After that, I would maybe stop by Trinidad Golden Place, a kind of iconic restaurant for Chinese-Trinidadian food, and get a currant roll as a little snack. They’re usually only served after 3 pm, so you have to get in there at a certain window. Sometimes, in the mornings, I'll get a double there. Their breads are delicious. And then in the winter, I like to get their chicken stew. If you're lucky, on certain days, the corn soup man is posted up outside, serving classic Trinidadian-style corn soup. 

Then I would go to Lincoln Place between Nostrand and New York Avenue, which was recently named the greenest block in Brooklyn. They’ve won before, and they won again this year—I’m really proud of my neighbors. It’s an annual tradition for the Brooklyn Botanic Garden to bestow this honor on a block in Brooklyn. It requires so much coordination, so much tending, and has really been spearheaded by two women, Perri Edwards and Althea Joseph, who run PLANT (Preserving Lincoln's Abundant Natural Treasures) with a mission to get our neighbors involved with greening our community. People have put up little works of art and they’ve upcycled different things to become planters. It feels magical to walk down that street and know that it’s so loved. 
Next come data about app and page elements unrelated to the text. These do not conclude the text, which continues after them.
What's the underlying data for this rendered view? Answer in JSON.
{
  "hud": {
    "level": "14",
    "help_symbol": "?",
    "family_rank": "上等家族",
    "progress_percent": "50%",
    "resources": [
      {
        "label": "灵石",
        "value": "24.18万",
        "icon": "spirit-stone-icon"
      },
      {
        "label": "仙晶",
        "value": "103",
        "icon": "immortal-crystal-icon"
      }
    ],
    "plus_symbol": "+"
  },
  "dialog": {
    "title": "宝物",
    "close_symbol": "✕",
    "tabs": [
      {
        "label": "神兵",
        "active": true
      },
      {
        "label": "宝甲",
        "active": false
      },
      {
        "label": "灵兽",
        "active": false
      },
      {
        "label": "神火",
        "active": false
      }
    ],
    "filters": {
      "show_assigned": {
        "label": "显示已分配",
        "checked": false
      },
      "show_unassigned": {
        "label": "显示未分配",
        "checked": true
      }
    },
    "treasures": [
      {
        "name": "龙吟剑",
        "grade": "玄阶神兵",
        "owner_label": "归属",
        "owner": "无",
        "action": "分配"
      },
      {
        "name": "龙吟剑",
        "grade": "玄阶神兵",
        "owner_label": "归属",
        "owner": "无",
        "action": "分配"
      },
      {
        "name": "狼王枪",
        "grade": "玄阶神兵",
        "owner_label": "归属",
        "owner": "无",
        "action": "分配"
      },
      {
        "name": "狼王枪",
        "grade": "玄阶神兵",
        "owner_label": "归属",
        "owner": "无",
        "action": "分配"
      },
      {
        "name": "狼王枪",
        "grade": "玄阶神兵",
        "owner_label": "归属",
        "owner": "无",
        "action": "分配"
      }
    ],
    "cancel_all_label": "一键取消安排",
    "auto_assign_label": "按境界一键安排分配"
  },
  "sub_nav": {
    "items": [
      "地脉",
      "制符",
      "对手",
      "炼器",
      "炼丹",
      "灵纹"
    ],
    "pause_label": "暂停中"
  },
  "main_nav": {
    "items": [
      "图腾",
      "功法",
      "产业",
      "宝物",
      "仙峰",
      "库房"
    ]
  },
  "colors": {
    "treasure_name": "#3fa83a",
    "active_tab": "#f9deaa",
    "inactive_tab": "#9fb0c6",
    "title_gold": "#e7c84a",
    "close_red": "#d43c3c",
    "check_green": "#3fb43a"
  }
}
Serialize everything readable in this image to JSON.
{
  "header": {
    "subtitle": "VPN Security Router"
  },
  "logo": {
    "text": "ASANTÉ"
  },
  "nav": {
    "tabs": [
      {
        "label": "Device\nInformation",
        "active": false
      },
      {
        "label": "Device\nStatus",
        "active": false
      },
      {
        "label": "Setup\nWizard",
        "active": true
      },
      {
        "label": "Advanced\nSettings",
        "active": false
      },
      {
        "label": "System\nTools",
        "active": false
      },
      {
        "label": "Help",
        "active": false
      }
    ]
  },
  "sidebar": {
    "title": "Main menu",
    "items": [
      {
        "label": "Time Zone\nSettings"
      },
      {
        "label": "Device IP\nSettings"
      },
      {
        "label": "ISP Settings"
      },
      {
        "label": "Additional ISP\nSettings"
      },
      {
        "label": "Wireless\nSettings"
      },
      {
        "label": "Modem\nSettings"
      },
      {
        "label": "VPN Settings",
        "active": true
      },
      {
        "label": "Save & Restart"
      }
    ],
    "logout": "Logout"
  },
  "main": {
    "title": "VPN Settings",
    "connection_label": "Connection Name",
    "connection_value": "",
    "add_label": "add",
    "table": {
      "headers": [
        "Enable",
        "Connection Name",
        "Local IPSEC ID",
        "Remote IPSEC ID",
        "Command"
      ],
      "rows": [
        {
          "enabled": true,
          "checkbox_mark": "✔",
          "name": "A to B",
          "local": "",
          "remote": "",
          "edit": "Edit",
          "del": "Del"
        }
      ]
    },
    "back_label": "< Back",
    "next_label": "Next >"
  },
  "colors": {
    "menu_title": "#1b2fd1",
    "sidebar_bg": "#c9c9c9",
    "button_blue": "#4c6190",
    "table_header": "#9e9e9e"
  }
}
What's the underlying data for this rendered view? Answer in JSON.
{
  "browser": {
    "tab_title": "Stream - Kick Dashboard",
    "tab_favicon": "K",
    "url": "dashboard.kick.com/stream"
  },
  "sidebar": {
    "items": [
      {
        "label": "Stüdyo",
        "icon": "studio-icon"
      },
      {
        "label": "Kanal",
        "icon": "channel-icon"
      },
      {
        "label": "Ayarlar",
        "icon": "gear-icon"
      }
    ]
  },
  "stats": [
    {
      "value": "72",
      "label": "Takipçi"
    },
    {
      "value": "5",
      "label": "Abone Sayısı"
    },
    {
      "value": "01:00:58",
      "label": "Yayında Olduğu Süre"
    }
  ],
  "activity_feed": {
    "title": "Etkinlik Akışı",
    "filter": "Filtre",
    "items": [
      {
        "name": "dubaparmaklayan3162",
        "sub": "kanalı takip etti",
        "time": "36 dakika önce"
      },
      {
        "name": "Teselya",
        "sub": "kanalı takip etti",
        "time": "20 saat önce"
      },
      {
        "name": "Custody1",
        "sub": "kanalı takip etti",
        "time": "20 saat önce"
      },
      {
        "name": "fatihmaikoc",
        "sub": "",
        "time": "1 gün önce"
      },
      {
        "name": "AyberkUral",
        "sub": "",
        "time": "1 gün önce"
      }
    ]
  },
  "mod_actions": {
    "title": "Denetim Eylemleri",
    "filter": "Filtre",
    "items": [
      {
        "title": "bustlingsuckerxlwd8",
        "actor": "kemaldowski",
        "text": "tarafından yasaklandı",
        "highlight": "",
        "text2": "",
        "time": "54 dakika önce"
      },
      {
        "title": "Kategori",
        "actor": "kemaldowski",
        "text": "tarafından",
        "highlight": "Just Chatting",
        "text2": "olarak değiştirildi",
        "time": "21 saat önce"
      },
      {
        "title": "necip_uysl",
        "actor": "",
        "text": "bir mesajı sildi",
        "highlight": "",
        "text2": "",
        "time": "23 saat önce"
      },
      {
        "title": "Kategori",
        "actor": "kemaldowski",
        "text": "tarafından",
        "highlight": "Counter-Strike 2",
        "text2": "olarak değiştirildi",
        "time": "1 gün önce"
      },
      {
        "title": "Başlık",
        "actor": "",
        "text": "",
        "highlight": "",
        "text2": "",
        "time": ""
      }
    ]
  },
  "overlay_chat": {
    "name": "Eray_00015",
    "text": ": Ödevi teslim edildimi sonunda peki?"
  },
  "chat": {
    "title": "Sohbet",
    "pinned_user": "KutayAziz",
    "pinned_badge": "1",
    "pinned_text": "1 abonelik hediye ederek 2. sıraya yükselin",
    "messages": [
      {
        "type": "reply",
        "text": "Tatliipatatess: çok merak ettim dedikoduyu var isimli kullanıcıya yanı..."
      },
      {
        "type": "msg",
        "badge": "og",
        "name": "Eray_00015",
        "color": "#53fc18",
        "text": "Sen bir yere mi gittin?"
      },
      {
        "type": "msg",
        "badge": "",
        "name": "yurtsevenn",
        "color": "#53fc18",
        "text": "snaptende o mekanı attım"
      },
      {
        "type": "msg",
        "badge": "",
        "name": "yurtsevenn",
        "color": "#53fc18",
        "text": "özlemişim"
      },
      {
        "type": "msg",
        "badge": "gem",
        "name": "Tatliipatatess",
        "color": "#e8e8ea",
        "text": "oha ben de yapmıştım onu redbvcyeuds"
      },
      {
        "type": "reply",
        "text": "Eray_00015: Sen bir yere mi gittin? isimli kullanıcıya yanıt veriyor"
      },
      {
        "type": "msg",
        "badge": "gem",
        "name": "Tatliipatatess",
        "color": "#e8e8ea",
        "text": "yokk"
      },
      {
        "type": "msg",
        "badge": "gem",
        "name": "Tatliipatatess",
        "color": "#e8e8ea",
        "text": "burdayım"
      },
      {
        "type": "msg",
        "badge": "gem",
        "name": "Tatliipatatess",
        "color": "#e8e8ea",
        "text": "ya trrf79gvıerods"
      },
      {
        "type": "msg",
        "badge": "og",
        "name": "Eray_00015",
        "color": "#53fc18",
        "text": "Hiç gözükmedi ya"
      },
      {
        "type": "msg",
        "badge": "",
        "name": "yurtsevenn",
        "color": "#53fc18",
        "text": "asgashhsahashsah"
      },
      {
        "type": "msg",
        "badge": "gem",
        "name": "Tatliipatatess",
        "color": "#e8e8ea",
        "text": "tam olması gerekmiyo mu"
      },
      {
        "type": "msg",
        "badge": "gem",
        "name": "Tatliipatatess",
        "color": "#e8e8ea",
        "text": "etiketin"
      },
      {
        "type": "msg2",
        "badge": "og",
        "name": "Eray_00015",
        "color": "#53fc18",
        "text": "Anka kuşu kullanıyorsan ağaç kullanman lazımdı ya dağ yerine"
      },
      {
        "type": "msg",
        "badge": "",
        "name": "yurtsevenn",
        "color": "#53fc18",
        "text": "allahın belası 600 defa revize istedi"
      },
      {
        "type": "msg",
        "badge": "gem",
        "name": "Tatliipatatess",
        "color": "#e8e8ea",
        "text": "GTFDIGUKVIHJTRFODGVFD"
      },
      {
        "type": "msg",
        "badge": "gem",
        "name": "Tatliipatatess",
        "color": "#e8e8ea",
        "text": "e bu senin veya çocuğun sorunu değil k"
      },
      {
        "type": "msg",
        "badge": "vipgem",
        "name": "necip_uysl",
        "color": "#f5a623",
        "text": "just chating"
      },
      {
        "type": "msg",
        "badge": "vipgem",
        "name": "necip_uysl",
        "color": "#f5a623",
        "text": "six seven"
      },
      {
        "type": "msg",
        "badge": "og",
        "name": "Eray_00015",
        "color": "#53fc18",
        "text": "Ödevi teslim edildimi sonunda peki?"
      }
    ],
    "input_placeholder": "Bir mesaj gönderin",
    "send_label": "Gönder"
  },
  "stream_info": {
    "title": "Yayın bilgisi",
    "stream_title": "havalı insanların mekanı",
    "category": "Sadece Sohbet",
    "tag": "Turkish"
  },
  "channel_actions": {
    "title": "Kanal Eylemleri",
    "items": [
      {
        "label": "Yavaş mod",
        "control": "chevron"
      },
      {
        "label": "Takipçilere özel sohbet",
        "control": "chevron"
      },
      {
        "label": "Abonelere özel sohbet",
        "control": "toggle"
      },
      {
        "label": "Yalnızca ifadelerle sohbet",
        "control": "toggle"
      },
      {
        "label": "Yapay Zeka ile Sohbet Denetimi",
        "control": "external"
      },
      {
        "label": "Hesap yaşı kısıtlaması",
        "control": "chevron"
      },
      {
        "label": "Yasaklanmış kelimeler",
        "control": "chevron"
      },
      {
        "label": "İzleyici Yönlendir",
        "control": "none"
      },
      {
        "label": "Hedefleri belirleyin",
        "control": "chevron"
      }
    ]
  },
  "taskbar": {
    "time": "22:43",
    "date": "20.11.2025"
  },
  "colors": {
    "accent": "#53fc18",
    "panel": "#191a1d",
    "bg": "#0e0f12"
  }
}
And then, after all this walking, all this eating, I would go to Urban Asanas, which is an incredible yoga studio and wellness space here in Crown Heights. And it’s owned by my neighbor, a woman named Jyll, who is kind of a yoga goddess. She has this great end-of-day tradition of doing Urban Power, which is a hatha vinyasa yoga class. She plays great music, it’s a mixed-level class, but if you’ve done yoga a lot, you're going to feel really invigorated. She really pushes you to be with your body.

That’s my day!

Places to Eat & Drink


1090 St Johns Place, Brooklyn

Gee's Caribbean

770 Nostrand Avenue, Brooklyn 

King Tai

1095 Bergen Street, Brooklyn 

Trinidad Golden Place

788 Nostrand Avenue, Brooklyn

Things to See & Do

Brower Park

St. Mark's Avenue, Park Place between Brooklyn Avenue & Kingston Avenue, Brooklyn


Weeksville Heritage Center

158 Buffalo Avenue, Brooklyn 

1100 Bergen Street Community Garden

1107 Bergen Street, Brooklyn 

Greenest Block in Brooklyn

Lincoln Place between New York & Nostrand Avenues, Brooklyn 

Urban Asanas

843 Sterling Place, Brooklyn